Cathode ray tube: J. J. Thomson constructed a glass tube which was partially evacuated i.e. much of the air was pumped out of the tube. Then he applied a high electrical voltage between two electrodes at either end of the tube. He detected that a stream of particle (ray) was coming out from the negatively charged electrode (cathode) to positively charged electrode (anode). This ray is called cathode ray and the whole construction is called cathode ray tube.
Cathode rays show the following properties:
1. Cathode rays travel in straight lines. That is why, cathode rays cast shadow of any solid object placed in their path. The path cathode rays travel is not affected by the position of the anode.

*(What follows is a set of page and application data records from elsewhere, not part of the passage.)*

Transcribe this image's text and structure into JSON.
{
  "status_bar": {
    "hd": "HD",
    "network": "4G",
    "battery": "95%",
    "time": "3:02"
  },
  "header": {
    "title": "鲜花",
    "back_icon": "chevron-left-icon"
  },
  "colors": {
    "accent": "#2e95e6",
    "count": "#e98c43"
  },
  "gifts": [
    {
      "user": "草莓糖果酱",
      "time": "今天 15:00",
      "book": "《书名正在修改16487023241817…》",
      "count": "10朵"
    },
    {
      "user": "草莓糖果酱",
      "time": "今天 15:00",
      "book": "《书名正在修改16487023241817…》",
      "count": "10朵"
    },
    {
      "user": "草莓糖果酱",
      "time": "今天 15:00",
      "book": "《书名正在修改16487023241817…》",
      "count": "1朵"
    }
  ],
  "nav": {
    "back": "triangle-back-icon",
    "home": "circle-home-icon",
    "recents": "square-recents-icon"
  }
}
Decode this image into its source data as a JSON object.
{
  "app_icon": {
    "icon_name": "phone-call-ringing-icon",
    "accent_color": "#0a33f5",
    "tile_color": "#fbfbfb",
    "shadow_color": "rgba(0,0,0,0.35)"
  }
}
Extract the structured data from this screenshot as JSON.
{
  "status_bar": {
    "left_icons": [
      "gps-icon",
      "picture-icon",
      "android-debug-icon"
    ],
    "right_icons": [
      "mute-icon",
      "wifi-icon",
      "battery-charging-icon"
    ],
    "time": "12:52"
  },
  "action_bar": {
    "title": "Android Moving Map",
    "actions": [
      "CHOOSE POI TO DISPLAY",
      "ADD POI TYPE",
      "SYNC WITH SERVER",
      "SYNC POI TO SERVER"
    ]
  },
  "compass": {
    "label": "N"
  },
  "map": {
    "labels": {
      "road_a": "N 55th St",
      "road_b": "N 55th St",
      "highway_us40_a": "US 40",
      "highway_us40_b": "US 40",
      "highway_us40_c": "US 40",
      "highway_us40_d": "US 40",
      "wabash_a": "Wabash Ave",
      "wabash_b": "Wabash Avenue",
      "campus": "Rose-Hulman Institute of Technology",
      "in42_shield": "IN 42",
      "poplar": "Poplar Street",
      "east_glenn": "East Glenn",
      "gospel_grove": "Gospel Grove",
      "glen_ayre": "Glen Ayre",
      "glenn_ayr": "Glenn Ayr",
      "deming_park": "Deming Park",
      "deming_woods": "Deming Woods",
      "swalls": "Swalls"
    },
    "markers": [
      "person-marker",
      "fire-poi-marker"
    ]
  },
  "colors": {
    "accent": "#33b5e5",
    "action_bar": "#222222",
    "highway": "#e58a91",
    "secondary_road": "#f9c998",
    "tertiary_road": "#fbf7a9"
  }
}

2. Cathode rays consist of matter particles, and posses energy by the virtue of its mass and velocity. Cathode rays set a paddle wheel into motion when it is placed in the path of these rays one the bladder of the paddle wheel.
3. Cathode rays consist of negatively charged particles. When cathode rays are subjected to an electrical field, these get deflected towards the positively charge plate(Anode).
We know that a positively charged body would attract only a negatively charged body, therefore the particles of cathode rays carry negative charge.
Cathode rays also get deflected when these are subjected to a strong magnetic field.
Cathode rays heat the object only which they fall. The cathode ray particles possess kinetic energy. When these particles strike an object, a part of the kinetic energy is transferred to the object. The causes a rise in the temperature of the object.
5. Cathode rays cause green fluorescence on glass surface, i.e., the glass surface only which the cathode rays strike show a colored shine.
6. Cathode rays can penetrate through thin metallic sheets.
8. Cathode rays when fall only certain metals such as copper, but rays produced. The X-rays are not deflected by electrical or magnetic fields. X-rays pass through opaque materials such as black paper, but stopped by solid objects such as bones.
9. Cathode rays travel with speed nearly equal to that of light.
J. J. Thomson measured the charge-by-mass-ratio (e/m) of cathode ray particle using deflection in both electric and magnetic field.
e/m= −1.76×108 coulomb per gram
The cathode ray particle turned out to be 2000 times lighter than hydrogen.